Enervest, which said it eliminated management fees on the older of the two funds and halved them for the other, is asking investors to contribute roughly 10%-12% of their original investments in the $1.5 billion and $2 billion funds.
“We have some limited partners that are mad as hell at us,” said Mr. Walker, referring to the funds’ investors. “We’ve had some chew us out and hang up on us.”
In 2013, EnerVest borrowed $1.4 billion for its 13th fund. Mr. Walker said EnerVest paid back much of that debt, but the fund was still leveraged when oil prices plummeted in late 2014.
We thought we were underleveraged,” said Mr. Walker, a former Wall Street analyst who founded the firm in 1992. EnerVest’s funds have typically returned more than 30%, and the firm raised $2.4 billion in November for its 14th and largest-ever fund.
But investors in its 2010 and 2013 funds, such as Orange County Employees Retirement System face potentially large losses. Ocers records show that at year end, $54 million of investments in those funds had been written down to $9.7 million.
“There is not a practical way for Ocers to exit its investments without taking a material pricing haircut,” the pension’s investment chief wrote to its board. “We will most likely ride out this horse.”
That is what First Reserve is asking investors to do after a plan to restructure its troubled fund by moving assets into a new fund fizzled when too few investors agreed to sell their stakes.
First Reserve invested more than half its $7.8 billion fund in the run-up to more than $140-a-barrel oil in 2008, according private-markets analytics firm Bison. Since then the fund has lost roughly 35% of investors’ cash, or about $2.7 billion, through June 30, according to public pension data.
Now, the Greenwich, Conn., firm is trying to extend the fund’s life.
Earlier this year, California Public Employees’ Retirement System pushed for a break on fees charged by First Reserve to manage the remaining investments, much of which are shares in an offshore oil explorer and pipeline company that have both lost more than 90% over the last two years.
In June, Réal Desrochers, Calpers’s head of private-equity investing, wrote First Reserve Chairman and co-CEO Bill Macaulay and suggested the firm distribute the shares to investors, according to correspondence reviewed by The Wall Street Journal.
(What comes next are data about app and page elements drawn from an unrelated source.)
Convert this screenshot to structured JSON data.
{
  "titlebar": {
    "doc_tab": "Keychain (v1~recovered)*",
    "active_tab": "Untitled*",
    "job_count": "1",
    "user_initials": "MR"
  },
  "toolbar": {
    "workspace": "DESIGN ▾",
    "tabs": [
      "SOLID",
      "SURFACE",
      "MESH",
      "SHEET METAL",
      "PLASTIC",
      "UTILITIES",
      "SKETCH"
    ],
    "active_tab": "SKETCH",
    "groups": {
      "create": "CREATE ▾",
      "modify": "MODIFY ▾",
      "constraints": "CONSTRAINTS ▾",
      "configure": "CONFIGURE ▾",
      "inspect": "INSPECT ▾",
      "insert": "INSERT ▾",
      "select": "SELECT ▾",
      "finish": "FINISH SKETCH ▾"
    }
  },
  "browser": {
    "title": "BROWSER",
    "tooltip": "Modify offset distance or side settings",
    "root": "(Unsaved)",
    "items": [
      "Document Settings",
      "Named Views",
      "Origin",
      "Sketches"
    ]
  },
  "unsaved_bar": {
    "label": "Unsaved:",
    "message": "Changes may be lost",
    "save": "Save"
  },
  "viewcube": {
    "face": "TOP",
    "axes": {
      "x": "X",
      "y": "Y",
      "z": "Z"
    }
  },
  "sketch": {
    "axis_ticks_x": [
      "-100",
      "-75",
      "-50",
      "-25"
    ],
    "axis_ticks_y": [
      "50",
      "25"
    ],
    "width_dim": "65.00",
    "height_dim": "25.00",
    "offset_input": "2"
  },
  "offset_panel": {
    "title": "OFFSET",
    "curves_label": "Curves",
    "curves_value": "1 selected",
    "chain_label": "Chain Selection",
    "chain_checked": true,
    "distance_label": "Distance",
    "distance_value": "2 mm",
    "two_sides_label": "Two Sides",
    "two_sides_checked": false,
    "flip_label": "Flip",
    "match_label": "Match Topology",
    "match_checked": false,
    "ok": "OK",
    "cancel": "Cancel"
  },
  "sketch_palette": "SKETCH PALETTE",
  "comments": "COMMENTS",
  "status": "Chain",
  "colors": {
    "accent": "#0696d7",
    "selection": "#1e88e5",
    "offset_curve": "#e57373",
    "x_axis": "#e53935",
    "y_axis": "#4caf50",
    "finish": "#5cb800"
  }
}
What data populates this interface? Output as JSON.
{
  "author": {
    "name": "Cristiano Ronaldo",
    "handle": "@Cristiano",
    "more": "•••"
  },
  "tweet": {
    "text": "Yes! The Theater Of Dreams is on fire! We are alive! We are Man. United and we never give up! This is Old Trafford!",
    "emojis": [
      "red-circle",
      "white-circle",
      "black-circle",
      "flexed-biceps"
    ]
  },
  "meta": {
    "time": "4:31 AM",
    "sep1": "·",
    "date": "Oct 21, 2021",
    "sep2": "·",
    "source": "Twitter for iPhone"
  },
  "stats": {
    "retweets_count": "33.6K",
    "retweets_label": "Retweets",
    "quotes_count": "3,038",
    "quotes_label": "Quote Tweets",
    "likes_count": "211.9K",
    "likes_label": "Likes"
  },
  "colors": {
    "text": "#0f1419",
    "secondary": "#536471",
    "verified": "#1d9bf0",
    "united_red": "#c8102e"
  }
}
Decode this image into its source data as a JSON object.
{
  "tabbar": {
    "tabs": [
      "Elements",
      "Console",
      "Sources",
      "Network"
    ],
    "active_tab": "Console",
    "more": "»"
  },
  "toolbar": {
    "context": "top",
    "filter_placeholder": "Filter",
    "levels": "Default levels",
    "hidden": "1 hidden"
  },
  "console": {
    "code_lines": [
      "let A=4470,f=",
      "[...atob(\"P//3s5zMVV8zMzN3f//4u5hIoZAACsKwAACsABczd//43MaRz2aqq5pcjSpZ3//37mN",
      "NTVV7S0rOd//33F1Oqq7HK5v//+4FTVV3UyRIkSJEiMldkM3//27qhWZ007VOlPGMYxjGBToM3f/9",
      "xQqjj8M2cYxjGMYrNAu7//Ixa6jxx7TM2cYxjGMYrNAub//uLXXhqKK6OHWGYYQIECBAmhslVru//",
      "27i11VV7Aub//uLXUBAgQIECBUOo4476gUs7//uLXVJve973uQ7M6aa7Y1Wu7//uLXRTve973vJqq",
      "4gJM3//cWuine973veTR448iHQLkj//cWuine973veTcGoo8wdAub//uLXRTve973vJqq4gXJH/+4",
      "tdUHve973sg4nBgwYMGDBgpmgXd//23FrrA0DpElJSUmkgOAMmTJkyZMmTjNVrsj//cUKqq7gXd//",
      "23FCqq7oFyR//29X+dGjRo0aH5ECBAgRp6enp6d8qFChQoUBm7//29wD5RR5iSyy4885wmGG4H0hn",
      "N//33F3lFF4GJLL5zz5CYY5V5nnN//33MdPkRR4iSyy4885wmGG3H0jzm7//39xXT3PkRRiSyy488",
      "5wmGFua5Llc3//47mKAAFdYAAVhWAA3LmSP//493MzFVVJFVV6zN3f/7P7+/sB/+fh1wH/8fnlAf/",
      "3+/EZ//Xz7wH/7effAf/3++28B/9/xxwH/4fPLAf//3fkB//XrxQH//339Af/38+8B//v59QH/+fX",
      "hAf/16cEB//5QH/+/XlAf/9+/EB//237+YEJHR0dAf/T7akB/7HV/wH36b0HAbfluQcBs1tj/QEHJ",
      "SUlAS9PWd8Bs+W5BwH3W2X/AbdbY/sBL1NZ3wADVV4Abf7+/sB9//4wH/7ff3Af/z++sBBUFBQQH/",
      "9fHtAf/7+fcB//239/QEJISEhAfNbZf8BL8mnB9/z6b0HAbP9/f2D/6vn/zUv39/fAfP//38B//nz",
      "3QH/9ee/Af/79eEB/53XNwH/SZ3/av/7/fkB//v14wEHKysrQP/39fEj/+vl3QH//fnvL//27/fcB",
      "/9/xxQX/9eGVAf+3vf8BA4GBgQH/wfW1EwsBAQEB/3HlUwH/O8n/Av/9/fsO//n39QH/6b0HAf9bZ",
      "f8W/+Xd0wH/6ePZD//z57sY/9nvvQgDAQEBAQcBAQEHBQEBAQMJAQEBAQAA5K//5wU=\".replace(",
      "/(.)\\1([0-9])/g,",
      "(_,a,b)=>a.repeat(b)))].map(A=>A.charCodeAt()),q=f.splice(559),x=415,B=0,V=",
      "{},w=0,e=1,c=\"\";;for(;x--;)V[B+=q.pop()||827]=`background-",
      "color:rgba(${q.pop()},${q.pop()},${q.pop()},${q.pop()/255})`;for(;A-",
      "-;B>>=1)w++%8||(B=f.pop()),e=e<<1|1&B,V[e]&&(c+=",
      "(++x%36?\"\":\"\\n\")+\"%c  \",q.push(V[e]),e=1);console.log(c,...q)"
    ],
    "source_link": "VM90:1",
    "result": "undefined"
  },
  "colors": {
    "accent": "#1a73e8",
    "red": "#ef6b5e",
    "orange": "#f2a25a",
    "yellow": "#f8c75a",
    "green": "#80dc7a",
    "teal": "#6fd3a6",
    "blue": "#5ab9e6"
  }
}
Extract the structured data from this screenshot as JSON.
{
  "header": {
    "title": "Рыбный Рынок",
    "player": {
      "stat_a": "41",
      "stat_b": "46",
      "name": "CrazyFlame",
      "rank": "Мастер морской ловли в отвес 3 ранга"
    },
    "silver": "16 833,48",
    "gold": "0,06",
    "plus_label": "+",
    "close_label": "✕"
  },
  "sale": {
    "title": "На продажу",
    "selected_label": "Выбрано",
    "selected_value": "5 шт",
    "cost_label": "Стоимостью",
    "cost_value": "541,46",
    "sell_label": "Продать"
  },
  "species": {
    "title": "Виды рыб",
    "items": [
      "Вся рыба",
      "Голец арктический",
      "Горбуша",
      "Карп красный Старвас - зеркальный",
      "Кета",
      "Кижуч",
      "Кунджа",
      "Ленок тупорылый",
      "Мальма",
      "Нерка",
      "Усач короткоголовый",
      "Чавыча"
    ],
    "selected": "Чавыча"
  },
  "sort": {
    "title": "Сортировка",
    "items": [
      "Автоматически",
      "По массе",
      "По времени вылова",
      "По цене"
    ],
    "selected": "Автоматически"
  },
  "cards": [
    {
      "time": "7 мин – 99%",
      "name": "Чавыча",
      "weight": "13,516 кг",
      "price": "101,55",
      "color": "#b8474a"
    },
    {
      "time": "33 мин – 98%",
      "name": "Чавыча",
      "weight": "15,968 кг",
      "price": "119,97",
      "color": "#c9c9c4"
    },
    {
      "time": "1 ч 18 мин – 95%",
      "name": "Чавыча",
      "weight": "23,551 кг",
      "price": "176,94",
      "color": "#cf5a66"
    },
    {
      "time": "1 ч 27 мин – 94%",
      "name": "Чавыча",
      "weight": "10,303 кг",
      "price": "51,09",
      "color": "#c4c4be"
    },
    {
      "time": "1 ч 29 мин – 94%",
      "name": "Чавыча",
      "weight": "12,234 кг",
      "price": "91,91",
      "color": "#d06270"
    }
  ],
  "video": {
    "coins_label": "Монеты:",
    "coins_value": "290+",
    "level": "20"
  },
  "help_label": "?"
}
That would eliminate management fees charged for holding the stock. First Reserve has reaped more than $500 million in fees since the fund was launched, Mr. Desrochers wrote.
Mr. Macaulay responded that First Reserve has offered ways for investors to sell out of the fund “or remain invested in a fund that will have a sufficient duration to benefit from the recovery in the energy markets.” Since then, First Reserve has told some investors that it would waive management fees if the fund’s life is extended, according to people familiar with the discussions.
Some funds are simply liquidating. Among them is a $3.8 billion fund in which Riverstone Holdings LLC and Carlyle Group CG 0.20 % LP began investing in 2005. While the fund is up 50% overall, it held about $475 million worth of assets as of June 30, which represented a markdown of about 30 cents on the dollar on those holdings, according to Carlyle’s security filings.
Write to Ryan Dezember at email@example.com and Dawn Lim at
This article makes you wonder how Rice is going to pay for the Pig in a Poke (Vantage) buy they announced yesterday?
makes you wonder were all the money is really coming from ? billions and billions of dollars